Benton began to have career troubles in 1961, right after his humorous story tune "The Boll Weevil Song" gained popularity. The single was the last success he would share with Otis during that decade; the two dissolved their partnership due to what Ebony cited as "personal differences and industry pressures." Another of Benton's partnerships, that with Washington, ended with her death in 1963. That same year he suffered a severe physical beating, which Ebony linked to his refusal to perform a second show at a St. Louis club because he claimed that the orchestra there did not play his music correctly.

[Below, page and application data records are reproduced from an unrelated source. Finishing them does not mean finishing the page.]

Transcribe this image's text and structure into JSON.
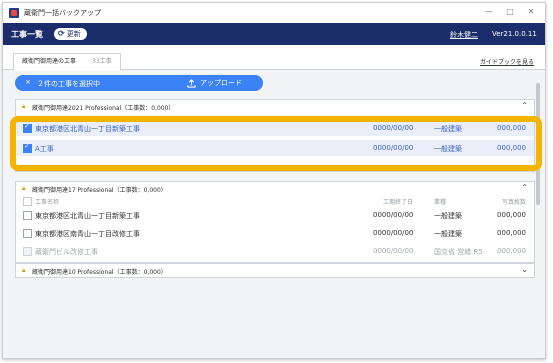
{
  "window": {
    "title": "蔵衛門一括バックアップ",
    "minimize": "—",
    "maximize": "□",
    "close": "✕"
  },
  "header": {
    "title": "工事一覧",
    "refresh_label": "更新",
    "user": "鈴木健二",
    "version": "Ver21.0.0.11"
  },
  "tab": {
    "label": "蔵衛門御用達の工事",
    "count": "33工事"
  },
  "guide_link": "ガイドブックを見る",
  "selection": {
    "close_icon": "×",
    "text": "２件の工事を選択中",
    "upload_label": "アップロード"
  },
  "groups": [
    {
      "title": "蔵衛門御用達2021 Professional（工事数：0,000）",
      "rows": [
        {
          "name": "東京都港区北青山一丁目新築工事",
          "date": "0000/00/00",
          "type": "一般建築",
          "photos": "000,000",
          "checked": true
        },
        {
          "name": "A工事",
          "date": "0000/00/00",
          "type": "一般建築",
          "photos": "000,000",
          "checked": true
        }
      ]
    },
    {
      "title": "蔵衛門御用達17 Professional（工事数：0,000）",
      "columns": {
        "name": "工事名称",
        "date": "工期終了日",
        "type": "業種",
        "photos": "写真枚数"
      },
      "rows": [
        {
          "name": "東京都港区北青山一丁目新築工事",
          "date": "0000/00/00",
          "type": "一般建築",
          "photos": "000,000",
          "checked": false
        },
        {
          "name": "東京都港区南青山一丁目改修工事",
          "date": "0000/00/00",
          "type": "一般建築",
          "photos": "000,000",
          "checked": false
        },
        {
          "name": "蔵衛門ビル改修工事",
          "date": "0000/00/00",
          "type": "国交省 営繕 R5",
          "photos": "000,000",
          "checked": false,
          "disabled": true
        }
      ]
    },
    {
      "title": "蔵衛門御用達10 Professional（工事数：0,000）"
    }
  ],
  "colors": {
    "header_bg": "#1c2d6b",
    "accent": "#3b82f6",
    "highlight": "#f5b400",
    "lock_icon": "#d69b00"
  },
  "icons": [
    "app-logo-icon",
    "refresh-icon",
    "close-icon",
    "upload-icon",
    "lock-icon",
    "chevron-up-icon",
    "chevron-down-icon",
    "checkbox-icon"
  ]
}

He continued to sing in nightclubs and also tried acting for a time, but little came of it. In 1970 he managed a brief return to the spotlight with his plaintive rendition of "A Rainy Night in Georgia."
But Benton was unable to follow up on the song's success. For a period of three years Benton was not allowed to record because of contract disputes and he dropped from public attention except for club appearances and some beer commercials he did to help support himself. During the late 1970s, he contemplated a comeback, and when record companies told Benton he was too old for them to take a chance on him, he reasoned, according to Ebony, that "Bing Crosby wasn't too old, and Elvis Presley wasn't too old." He finally landed a recording contract with Olde World Records in 1978. For this company, Benton recorded Making Love Is Good for You; to his satisfaction, the single of the same title became a modest hit. He also, like many artists of his heyday, received a boost in popularity when music fans became nostalgic for the tunes of the 1950s and 1960s.
Though in 1978 Ebony predicted that Benton's comeback would be a long one, they were apparently wrong. Little else was heard from Benton, and he died of pneumonia in New York City on April 9, 1988.
Name originally Benjamin Franklin Peay; born September 19, 1931, in Camden, SC; died of pneumonia, April 9, 1988, in New York, NY; son of a Methodist minister; married wife, Mary, c. 1954; children: Brook, Roy, Vanessa, Gerald.
Songwriter, vocalist. Performed with local gospel groups while a teenager; worked odd jobs as a dishwasher and truck driver in New York City during late 1940s and early 1950s; worked as a vocalist on demo tapes during early 1950s; member of songwriting partnership with Clyde Otis, 1955-61, wrote songs for Nat King Cole and Clyde McPhatter, among others; recording artist and concert performer during the 1960s and 1970s; formed singing and performing partnership with Dinah Washington, 1960-63. Appeared in beer commercials during the 1970s.
Eighteen gold records.
- "It's Just a Matter of Time," Mercury, 1959.
- "Endlessly," Mercury, 1959.
- "So Close," Mercury, 1959.
- "Thank You, Pretty Baby," Mercury, 1959.
- "Kiddio," Mercury, 1960.
- "Fools Rush In," Mercury, 1960.
- "The Boll Weevil Song," Mercury, 1961.
- "Frankie and Johnny," Mercury, 1961.
- "Lie to Me," Mercury, 1962.
- "A Rainy Night in Georgia," Mercury, 1970.
- "Making Love Is Good for You," Olde World, 1978.
- (With Dinah Washington) The Two of Us (includes "Baby, You've got What It Takes" and "A Rockin' Good Way"), Mercury, 1960.
- Making Love Is Good for You, Olde World, 1978.
Ebony, May 1978.
New York Times, April 10, 1988; April 11, 1988.
Rolling Stone, May 19, 1988.
Time, April 25, 1988.